Becoming an electric vehicle (EV) driver means getting to know your specific battery. This helps you get the most out of your vehicle’s performance, while extending the life of your charge. It’s all about planning ahead to keep you fully road ready.
1. Check your speed
Driving at a moderate pace conserves battery life. If you find yourself running low on charge, try to take a route that has a slower speed limit. Driving at higher speeds depletes battery life much faster.
2. Avoid full charging
Lithium batteries run best when charged to 80%. This leaves room for regenerative braking which converts kinetic energy into usable energy if there is enough space in the battery.
3. Plan for vacation storage
If you plan to fly, be sure your battery has enough charge for when you return.
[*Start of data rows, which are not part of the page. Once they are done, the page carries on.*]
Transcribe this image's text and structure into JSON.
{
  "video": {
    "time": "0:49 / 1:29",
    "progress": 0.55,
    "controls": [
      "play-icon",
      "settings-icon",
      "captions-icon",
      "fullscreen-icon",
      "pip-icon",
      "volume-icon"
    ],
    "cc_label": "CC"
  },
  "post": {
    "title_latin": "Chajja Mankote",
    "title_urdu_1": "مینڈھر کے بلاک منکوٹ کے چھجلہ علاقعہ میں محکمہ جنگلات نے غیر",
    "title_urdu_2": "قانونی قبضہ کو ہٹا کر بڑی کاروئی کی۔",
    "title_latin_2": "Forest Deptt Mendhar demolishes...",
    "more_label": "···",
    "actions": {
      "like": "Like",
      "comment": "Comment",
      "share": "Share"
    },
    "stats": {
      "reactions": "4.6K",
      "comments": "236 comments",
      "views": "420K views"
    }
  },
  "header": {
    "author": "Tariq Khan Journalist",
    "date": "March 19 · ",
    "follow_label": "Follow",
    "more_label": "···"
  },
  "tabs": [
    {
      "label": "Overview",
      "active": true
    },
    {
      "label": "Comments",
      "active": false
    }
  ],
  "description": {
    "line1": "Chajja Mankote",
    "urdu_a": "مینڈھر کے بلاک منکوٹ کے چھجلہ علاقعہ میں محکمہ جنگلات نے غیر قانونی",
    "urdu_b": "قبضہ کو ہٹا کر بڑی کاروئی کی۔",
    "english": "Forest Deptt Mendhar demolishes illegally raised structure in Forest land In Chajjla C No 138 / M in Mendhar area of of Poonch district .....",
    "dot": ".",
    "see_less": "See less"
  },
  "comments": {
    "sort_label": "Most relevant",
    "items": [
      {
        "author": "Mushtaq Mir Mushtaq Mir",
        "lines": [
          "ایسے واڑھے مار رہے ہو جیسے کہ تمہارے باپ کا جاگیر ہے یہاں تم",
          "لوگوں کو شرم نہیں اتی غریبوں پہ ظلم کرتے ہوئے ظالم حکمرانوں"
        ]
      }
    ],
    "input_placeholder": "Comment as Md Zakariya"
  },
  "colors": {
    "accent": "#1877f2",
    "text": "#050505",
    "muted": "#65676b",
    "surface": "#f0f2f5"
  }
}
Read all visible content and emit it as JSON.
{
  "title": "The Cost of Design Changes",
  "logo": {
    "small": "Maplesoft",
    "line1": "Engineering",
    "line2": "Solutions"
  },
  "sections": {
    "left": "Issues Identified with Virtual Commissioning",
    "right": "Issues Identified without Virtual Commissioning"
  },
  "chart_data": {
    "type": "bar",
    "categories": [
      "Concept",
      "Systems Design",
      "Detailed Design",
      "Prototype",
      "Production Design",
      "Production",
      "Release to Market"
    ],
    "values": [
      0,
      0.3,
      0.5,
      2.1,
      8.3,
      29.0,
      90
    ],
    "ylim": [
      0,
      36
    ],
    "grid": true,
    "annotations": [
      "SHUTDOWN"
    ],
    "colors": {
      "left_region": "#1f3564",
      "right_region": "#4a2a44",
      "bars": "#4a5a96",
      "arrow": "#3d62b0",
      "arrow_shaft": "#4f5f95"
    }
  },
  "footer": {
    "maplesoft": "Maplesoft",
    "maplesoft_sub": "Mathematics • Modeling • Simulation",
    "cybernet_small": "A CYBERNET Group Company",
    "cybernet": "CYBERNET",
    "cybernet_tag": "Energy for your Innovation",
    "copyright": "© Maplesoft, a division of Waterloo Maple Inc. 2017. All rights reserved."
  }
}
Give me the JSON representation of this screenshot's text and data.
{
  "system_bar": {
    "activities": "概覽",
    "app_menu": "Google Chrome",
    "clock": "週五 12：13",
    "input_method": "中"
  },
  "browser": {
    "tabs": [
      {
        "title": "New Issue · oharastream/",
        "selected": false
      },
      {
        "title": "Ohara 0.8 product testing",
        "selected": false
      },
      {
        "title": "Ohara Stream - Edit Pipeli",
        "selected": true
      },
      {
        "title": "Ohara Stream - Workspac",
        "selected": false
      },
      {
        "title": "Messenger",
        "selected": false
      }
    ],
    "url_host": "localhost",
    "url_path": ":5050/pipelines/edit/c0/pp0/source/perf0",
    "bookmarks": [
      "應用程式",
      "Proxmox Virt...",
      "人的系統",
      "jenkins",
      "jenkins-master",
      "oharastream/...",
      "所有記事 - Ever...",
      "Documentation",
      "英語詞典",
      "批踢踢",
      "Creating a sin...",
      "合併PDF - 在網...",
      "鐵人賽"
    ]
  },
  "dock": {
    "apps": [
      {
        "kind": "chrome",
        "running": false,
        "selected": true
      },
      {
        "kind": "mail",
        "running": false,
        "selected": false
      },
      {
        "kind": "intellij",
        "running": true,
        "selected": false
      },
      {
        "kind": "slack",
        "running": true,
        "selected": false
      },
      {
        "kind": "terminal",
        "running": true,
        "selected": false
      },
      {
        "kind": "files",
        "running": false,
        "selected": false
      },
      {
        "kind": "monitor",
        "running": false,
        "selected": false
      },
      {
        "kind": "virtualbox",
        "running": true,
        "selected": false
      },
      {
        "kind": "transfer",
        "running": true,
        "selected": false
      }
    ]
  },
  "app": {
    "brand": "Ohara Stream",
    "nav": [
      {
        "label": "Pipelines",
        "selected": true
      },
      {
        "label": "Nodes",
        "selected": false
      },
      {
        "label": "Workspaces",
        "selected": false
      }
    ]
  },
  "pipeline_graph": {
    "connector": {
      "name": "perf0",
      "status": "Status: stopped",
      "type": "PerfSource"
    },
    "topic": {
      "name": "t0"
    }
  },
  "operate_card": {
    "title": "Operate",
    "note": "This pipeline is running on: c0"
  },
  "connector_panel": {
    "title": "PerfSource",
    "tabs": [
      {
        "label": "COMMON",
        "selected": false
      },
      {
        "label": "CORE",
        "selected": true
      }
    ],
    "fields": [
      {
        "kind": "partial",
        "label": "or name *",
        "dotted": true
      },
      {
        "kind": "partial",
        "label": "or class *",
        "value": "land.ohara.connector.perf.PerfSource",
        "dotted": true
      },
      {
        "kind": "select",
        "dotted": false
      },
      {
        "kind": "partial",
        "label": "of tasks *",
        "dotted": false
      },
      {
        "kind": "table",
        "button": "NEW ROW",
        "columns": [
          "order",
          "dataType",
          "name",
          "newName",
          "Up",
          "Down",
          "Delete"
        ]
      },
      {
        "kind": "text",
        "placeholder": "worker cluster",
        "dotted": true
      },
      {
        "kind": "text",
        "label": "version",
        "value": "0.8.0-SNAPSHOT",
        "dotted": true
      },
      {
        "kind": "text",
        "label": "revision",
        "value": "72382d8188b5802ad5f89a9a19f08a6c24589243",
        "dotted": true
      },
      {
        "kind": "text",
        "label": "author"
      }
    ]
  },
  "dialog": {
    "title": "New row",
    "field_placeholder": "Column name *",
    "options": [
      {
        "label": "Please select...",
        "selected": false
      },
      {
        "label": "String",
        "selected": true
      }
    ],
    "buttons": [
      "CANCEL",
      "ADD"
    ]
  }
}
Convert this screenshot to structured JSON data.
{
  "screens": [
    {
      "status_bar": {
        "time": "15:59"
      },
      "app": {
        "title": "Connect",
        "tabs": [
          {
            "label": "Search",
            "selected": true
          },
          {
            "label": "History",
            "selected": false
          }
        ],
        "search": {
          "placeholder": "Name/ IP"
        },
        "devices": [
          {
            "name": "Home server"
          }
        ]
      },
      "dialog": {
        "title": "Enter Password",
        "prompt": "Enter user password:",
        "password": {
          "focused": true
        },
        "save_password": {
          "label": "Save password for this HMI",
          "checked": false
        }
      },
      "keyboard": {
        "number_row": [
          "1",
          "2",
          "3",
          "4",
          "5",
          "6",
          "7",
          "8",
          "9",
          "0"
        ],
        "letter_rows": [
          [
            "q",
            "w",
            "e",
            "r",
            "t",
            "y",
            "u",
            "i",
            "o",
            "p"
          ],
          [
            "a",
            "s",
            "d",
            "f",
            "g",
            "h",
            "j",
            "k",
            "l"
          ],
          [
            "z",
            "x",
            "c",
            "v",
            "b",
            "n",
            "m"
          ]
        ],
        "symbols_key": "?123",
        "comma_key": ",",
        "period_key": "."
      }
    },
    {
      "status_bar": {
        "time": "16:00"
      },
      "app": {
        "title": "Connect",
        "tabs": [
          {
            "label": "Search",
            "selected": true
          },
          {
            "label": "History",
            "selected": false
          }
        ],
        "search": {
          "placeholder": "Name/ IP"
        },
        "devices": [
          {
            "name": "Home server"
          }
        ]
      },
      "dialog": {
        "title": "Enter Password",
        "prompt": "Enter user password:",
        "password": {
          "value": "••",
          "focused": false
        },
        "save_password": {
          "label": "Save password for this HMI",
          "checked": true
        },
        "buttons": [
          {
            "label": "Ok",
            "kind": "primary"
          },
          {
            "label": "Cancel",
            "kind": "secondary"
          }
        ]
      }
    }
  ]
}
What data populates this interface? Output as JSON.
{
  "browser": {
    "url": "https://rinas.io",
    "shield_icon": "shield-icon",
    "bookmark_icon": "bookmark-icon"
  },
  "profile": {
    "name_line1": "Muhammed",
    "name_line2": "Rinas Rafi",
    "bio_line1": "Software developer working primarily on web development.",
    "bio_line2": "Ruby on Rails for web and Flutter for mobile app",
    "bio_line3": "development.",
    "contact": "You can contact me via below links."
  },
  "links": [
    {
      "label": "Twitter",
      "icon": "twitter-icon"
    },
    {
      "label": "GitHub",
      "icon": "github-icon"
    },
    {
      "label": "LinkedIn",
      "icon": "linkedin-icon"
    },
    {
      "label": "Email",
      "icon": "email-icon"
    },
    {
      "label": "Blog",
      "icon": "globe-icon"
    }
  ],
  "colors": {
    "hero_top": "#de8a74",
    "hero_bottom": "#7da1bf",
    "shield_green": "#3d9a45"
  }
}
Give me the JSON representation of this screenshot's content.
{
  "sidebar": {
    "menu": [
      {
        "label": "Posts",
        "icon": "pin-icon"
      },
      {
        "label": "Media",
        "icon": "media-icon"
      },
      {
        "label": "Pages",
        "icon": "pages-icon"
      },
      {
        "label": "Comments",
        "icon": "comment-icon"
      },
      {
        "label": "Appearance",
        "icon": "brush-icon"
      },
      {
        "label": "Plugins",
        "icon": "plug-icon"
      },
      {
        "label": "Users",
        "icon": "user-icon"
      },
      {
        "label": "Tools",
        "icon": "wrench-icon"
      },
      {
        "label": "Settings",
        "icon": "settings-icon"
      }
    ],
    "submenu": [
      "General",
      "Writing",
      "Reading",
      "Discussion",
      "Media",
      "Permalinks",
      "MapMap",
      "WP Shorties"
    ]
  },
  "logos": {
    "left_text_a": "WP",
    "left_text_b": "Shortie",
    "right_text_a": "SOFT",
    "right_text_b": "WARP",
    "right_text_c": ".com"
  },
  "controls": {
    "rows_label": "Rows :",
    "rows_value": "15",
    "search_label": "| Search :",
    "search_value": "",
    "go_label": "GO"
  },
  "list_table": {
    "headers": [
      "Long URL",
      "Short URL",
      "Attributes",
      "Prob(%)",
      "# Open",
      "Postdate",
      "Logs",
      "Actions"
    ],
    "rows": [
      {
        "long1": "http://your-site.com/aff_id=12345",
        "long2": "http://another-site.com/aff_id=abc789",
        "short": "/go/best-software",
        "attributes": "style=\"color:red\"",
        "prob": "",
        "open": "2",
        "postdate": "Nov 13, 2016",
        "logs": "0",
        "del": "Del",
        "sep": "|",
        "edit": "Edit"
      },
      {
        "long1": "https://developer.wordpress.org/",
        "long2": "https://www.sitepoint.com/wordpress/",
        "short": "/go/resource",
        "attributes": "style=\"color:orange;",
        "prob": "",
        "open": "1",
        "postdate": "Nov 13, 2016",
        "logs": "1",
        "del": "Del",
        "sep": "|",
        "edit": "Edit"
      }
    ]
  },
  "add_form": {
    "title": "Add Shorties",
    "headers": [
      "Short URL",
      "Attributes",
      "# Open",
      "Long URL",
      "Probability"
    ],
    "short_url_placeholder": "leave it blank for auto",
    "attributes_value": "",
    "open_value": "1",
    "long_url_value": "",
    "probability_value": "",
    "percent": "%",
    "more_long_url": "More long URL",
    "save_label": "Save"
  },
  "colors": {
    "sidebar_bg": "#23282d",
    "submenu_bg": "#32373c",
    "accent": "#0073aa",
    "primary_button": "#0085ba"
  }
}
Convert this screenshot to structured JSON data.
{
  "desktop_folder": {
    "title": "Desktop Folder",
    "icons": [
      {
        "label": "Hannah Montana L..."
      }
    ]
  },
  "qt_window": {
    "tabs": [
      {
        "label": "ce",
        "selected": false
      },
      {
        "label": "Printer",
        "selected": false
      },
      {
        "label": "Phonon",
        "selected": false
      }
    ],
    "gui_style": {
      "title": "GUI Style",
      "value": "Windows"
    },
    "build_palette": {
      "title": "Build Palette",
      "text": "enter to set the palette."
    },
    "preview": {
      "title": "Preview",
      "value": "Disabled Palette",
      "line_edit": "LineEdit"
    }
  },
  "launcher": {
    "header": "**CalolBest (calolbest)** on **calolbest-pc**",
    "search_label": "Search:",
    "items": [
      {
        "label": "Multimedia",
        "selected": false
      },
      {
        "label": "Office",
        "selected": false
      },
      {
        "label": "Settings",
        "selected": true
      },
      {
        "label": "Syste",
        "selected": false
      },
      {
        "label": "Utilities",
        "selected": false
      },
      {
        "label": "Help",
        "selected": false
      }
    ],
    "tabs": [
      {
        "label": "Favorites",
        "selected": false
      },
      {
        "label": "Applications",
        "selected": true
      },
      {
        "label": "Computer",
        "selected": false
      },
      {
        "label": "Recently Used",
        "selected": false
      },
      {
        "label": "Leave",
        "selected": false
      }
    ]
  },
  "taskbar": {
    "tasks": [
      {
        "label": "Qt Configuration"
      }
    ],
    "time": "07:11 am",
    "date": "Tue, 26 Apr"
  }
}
If parking at the airport, keep in mind that the charge will reduce a little bit each day. Charge your battery as much as possible before leaving or keep your car plugged in while you’re gone to make sure your range is always topped off.
4. Park in the shade
Whenever possible, keep your electric vehicle parked in the shade. This helps prevent the thermal management system under the hood from running more than it needs to and draining the battery.
5. Take more time to charge in the heat
The sun can slow down charging time for lithium-ion batteries. Notice when it’s hot and muggy outside, that’s when you’ll need a little extra time to fill up.
6. Plan your route ahead of time
No matter where you plan to drive, it’s a good idea to know where charging stations are located. For short trips, it’s best to always stay at least moderately charged. This not only helps you fill up faster when you need to, but it also keeps you from getting stuck without power should you find yourself on an extended detour. If you’re going on a lengthy trip, you will need to plan your route carefully to ensure adequate charging stations along the way. Have a backup plan in case the location you choose is out of service or already full. You can check the website PlugShare or download their app to find charging stations along your driving route.
7. Don’t quick charge
Quick-charge settings require more energy. To maintain the longevity of your battery life, use long-charge settings. The difference between quick charging vs. a normal charge rate is compounded over time, which can add up to a few years of additional time before having to replace your battery.
8. Time your charge
The best way to manage your EV charging is by plugging it in during times when you know you won’t need to drive for a few hours. It’s also best not to charge immediately before driving when the battery is considered "hot". Plugging your vehicle in overnight is ideal, and best if you can limit charging to near 80% as mentioned earlier. It helps to have a charger with a timer so that you can estimate when your car will reach an 80% charge. Or your car may allow you to set charging times and charging limits which give you control over both important elements.